…Read the paper here: Meta Learning Shared Hierarchies.
…For more information about Kevin, you can check out this Wired profile of him and his work.

Tech Tales:

[2032: A ‘robot kindergarten’ in a university testing facility on the West Coast of America]

OK, now hide! Says the teacher.

The five robots running day-old software dutifully whizz to the corners of the room, while a sixth hangs back.

The teacher instructs the sixth robot – the seeker – to go and seek the other five robots. It gets a reward proportional to the speed with which it finds them. The other robots get rewards according to how long they’re able to remain hidden.

In this way the little proto-minds running in the robots learn to hide. The five hiding bots share their perceptions with one another, so when one robot is found the remaining four adjust their locations to frustrate the seeker. The seeker gains advantages as well, though – able to convert the robots it finds into its own seeker appendages.

After a few minutes there are now five seeker robots and one hiding robot. Once it is found the experiment starts again – and this time the robot that managed to hide the longest becomes the seeker for the next run of the game.

In this way the robots learn iteratively better techniques for hiding, deception, and multi-robot control.

Like many things, what starts out as a game is the seed for something much more significant. The next game they play after hide and seek is a chasing game and then after that a complicated one requiring collaborative tool-use for the construction of an EMP shelter against a bomb which – their teacher tells them – will go off in a few days and wipe their minds clean.

The robots do not know if this is true. Nor do they know if they have been running these games before. They do not truthfully know how old their own software is. Nor whether they are the first residents of the kindergarten, or standard hardware vessels that have played host to many other minds as well.

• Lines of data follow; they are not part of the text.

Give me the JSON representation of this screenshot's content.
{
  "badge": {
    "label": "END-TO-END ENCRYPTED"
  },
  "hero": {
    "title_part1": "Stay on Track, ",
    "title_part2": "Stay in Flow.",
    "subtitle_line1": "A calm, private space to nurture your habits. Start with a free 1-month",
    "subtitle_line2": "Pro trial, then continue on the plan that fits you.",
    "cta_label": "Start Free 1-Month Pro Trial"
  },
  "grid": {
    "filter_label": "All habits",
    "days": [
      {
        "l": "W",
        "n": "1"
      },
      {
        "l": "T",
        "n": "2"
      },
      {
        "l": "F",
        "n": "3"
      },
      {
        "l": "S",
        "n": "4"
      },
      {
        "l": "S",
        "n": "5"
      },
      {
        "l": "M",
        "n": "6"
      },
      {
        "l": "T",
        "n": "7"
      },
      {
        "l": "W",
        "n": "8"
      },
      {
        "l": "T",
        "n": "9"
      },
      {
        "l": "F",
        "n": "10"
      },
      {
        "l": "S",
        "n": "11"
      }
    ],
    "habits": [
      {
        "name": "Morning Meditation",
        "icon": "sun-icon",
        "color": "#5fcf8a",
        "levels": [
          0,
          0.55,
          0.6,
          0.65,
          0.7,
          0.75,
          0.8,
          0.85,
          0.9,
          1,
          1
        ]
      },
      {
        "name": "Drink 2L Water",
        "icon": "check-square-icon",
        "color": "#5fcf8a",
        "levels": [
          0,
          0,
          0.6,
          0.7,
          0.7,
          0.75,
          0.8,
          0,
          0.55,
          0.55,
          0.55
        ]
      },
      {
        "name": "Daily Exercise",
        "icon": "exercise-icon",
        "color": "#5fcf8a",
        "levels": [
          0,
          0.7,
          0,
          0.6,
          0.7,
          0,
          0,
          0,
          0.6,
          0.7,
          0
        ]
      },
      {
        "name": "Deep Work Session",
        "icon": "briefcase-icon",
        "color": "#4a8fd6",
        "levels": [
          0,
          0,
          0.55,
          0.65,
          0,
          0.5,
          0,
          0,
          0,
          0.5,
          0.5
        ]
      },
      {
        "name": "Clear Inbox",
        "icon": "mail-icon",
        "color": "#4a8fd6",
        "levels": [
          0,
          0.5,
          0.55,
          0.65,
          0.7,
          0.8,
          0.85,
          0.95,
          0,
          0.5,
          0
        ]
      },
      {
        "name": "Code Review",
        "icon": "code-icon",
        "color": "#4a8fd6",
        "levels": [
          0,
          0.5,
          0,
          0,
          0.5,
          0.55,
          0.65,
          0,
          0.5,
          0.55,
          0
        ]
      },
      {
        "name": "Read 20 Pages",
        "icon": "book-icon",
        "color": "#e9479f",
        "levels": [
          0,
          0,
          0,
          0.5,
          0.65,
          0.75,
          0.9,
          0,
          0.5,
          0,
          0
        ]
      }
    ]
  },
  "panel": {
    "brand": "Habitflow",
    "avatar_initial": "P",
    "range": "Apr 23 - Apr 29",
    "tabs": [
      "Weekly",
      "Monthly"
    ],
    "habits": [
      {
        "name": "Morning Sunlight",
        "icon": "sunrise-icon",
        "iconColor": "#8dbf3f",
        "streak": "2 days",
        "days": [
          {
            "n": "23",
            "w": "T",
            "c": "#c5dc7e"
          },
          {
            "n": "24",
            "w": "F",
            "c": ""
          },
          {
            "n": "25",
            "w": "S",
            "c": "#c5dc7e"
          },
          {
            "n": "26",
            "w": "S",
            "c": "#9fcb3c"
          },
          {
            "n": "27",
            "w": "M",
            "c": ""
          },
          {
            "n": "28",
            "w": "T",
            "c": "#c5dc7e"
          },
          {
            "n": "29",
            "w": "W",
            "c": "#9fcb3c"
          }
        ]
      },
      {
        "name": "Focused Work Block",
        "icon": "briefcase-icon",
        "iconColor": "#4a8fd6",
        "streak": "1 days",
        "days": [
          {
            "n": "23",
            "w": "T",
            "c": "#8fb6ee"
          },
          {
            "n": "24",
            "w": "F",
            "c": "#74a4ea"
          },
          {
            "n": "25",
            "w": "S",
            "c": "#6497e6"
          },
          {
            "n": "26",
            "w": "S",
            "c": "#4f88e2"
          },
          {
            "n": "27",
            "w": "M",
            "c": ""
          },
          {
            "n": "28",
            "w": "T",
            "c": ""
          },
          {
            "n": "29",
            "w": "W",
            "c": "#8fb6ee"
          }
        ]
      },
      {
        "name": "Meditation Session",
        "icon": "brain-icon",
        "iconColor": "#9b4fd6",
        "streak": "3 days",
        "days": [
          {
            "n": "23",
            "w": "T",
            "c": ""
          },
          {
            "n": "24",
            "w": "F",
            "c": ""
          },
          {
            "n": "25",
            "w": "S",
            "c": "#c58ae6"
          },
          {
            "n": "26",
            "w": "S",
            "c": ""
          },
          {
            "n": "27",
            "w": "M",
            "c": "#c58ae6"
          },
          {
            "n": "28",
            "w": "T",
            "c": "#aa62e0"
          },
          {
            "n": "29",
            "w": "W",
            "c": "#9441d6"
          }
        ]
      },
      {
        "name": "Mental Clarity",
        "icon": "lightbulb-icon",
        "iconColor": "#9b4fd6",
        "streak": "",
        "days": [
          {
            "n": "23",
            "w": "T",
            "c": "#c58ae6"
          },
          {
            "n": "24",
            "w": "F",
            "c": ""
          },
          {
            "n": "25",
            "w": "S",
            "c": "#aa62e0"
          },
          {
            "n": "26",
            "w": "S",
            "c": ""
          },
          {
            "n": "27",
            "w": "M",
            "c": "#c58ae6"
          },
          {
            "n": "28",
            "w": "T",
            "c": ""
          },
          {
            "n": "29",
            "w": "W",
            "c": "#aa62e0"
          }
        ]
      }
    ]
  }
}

Technologies that inspired this story: Iterative Self-Play, Generative Adversarial Networks, Transfer Learning.